Available data >>
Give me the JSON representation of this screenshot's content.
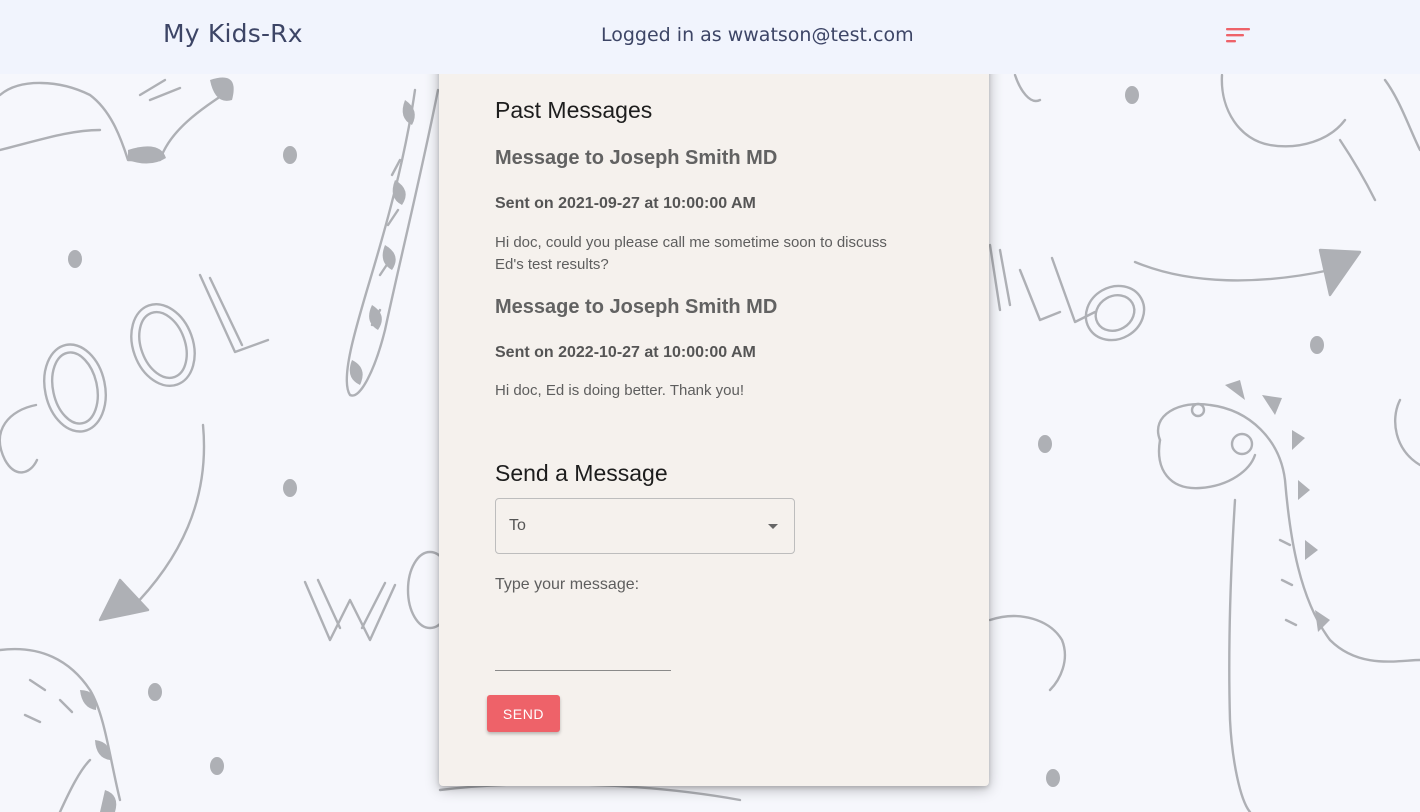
{
  "header": {
    "brand": "My Kids-Rx",
    "logged_in": "Logged in as wwatson@test.com",
    "menu_icon": "menu-icon",
    "accent_color": "#ee6269"
  },
  "background": {
    "doodle_words": [
      "COOL",
      "HELLO",
      "WO"
    ],
    "color": "#a9abb0"
  },
  "past_messages": {
    "heading": "Past Messages",
    "items": [
      {
        "title": "Message to Joseph Smith MD",
        "sent": "Sent on 2021-09-27 at 10:00:00 AM",
        "body": "Hi doc, could you please call me sometime soon to discuss Ed's test results?"
      },
      {
        "title": "Message to Joseph Smith MD",
        "sent": "Sent on 2022-10-27 at 10:00:00 AM",
        "body": "Hi doc, Ed is doing better. Thank you!"
      }
    ]
  },
  "send_message": {
    "heading": "Send a Message",
    "to_label": "To",
    "type_label": "Type your message:",
    "message_value": "",
    "send_label": "SEND"
  }
}
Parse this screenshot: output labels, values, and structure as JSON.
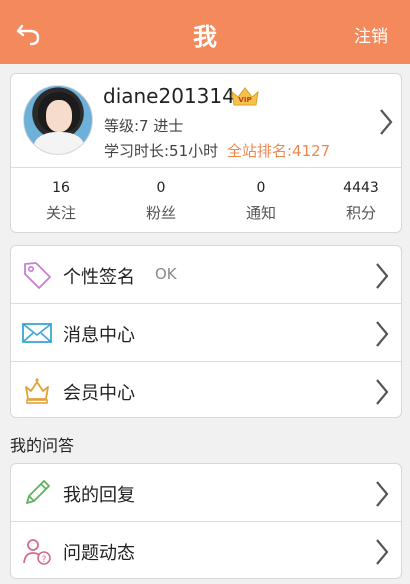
{
  "header": {
    "title": "我",
    "logout_label": "注销"
  },
  "profile": {
    "username": "diane201314",
    "level": "等级:7 进士",
    "study_time": "学习时长:51小时",
    "rank": "全站排名:4127",
    "vip_label": "VIP",
    "stats": [
      {
        "value": "16",
        "label": "关注"
      },
      {
        "value": "0",
        "label": "粉丝"
      },
      {
        "value": "0",
        "label": "通知"
      },
      {
        "value": "4443",
        "label": "积分"
      }
    ]
  },
  "menu": {
    "signature_label": "个性签名",
    "signature_value": "OK",
    "messages_label": "消息中心",
    "member_label": "会员中心"
  },
  "qa_section": {
    "title": "我的问答",
    "my_replies_label": "我的回复",
    "question_activity_label": "问题动态"
  },
  "icons": {
    "back": "back-arrow-icon",
    "vip": "vip-crown-icon",
    "signature": "tag-icon",
    "messages": "envelope-icon",
    "member": "crown-icon",
    "replies": "pencil-icon",
    "questions": "user-question-icon",
    "chevron": "chevron-right-icon"
  },
  "colors": {
    "accent": "#f48a5b",
    "rank": "#f0884e"
  }
}
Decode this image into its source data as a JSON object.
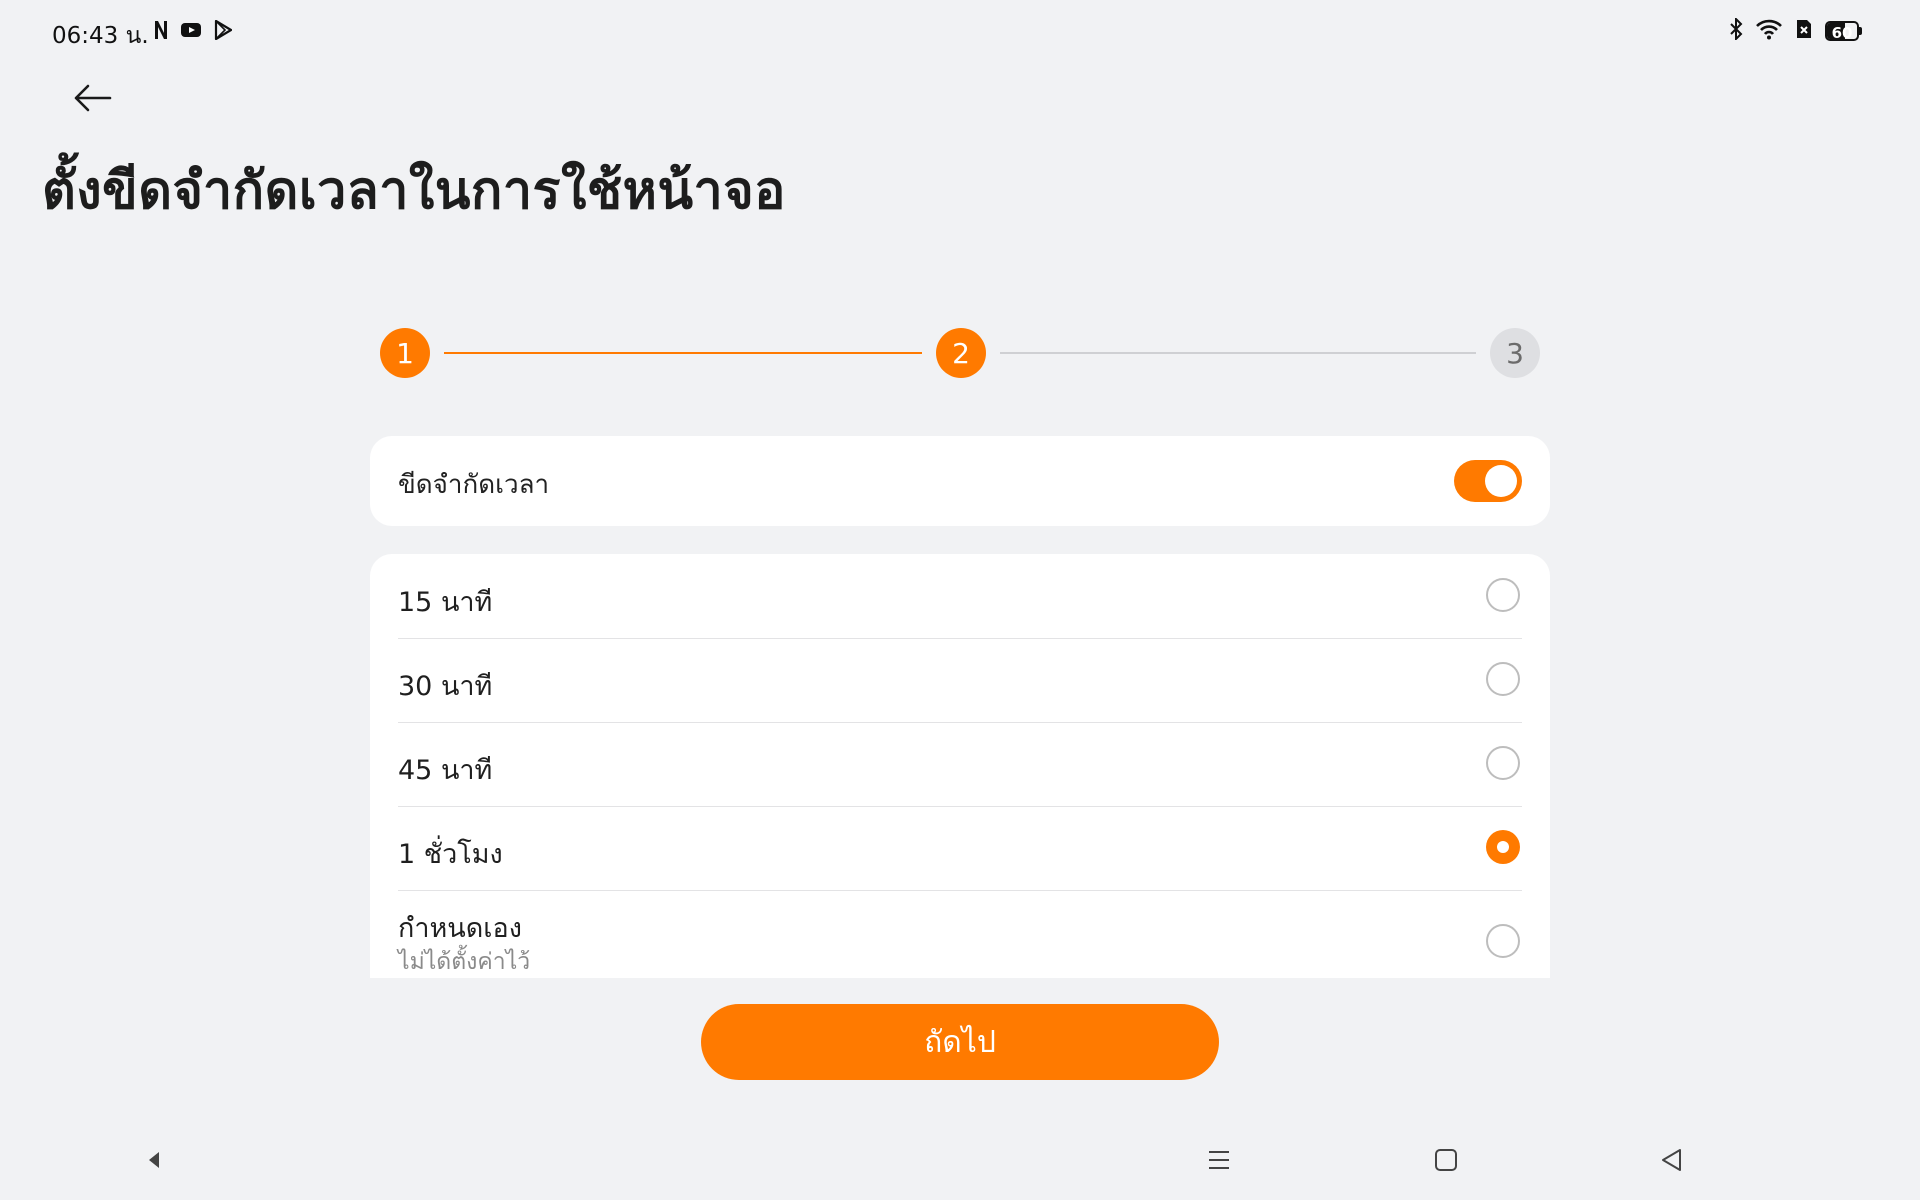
{
  "status_bar": {
    "time": "06:43 น.",
    "left_icons": [
      "netflix-icon",
      "youtube-icon",
      "play-store-icon"
    ],
    "right_icons": [
      "bluetooth-icon",
      "wifi-icon",
      "no-sim-icon"
    ],
    "battery": 60,
    "battery_label": "60"
  },
  "header": {
    "back_icon": "arrow-left-icon",
    "title": "ตั้งขีดจำกัดเวลาในการใช้หน้าจอ"
  },
  "stepper": {
    "steps": [
      {
        "label": "1",
        "state": "done"
      },
      {
        "label": "2",
        "state": "current"
      },
      {
        "label": "3",
        "state": "upcoming"
      }
    ]
  },
  "toggle_card": {
    "label": "ขีดจำกัดเวลา",
    "enabled": true
  },
  "options": [
    {
      "label": "15 นาที",
      "selected": false
    },
    {
      "label": "30 นาที",
      "selected": false
    },
    {
      "label": "45 นาที",
      "selected": false
    },
    {
      "label": "1 ชั่วโมง",
      "selected": true
    },
    {
      "label": "กำหนดเอง",
      "sublabel": "ไม่ได้ตั้งค่าไว้",
      "selected": false
    }
  ],
  "next_button": {
    "label": "ถัดไป"
  },
  "nav_bar": {
    "icons": [
      "hide-nav-icon",
      "menu-icon",
      "home-icon",
      "back-icon"
    ]
  },
  "colors": {
    "accent": "#ff7a00",
    "background": "#f1f2f4"
  }
}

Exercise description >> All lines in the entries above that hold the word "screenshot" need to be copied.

Response for this exercise >>
Give me the JSON representation of this screenshot's content.
Parse this screenshot: output labels, values, and structure as JSON.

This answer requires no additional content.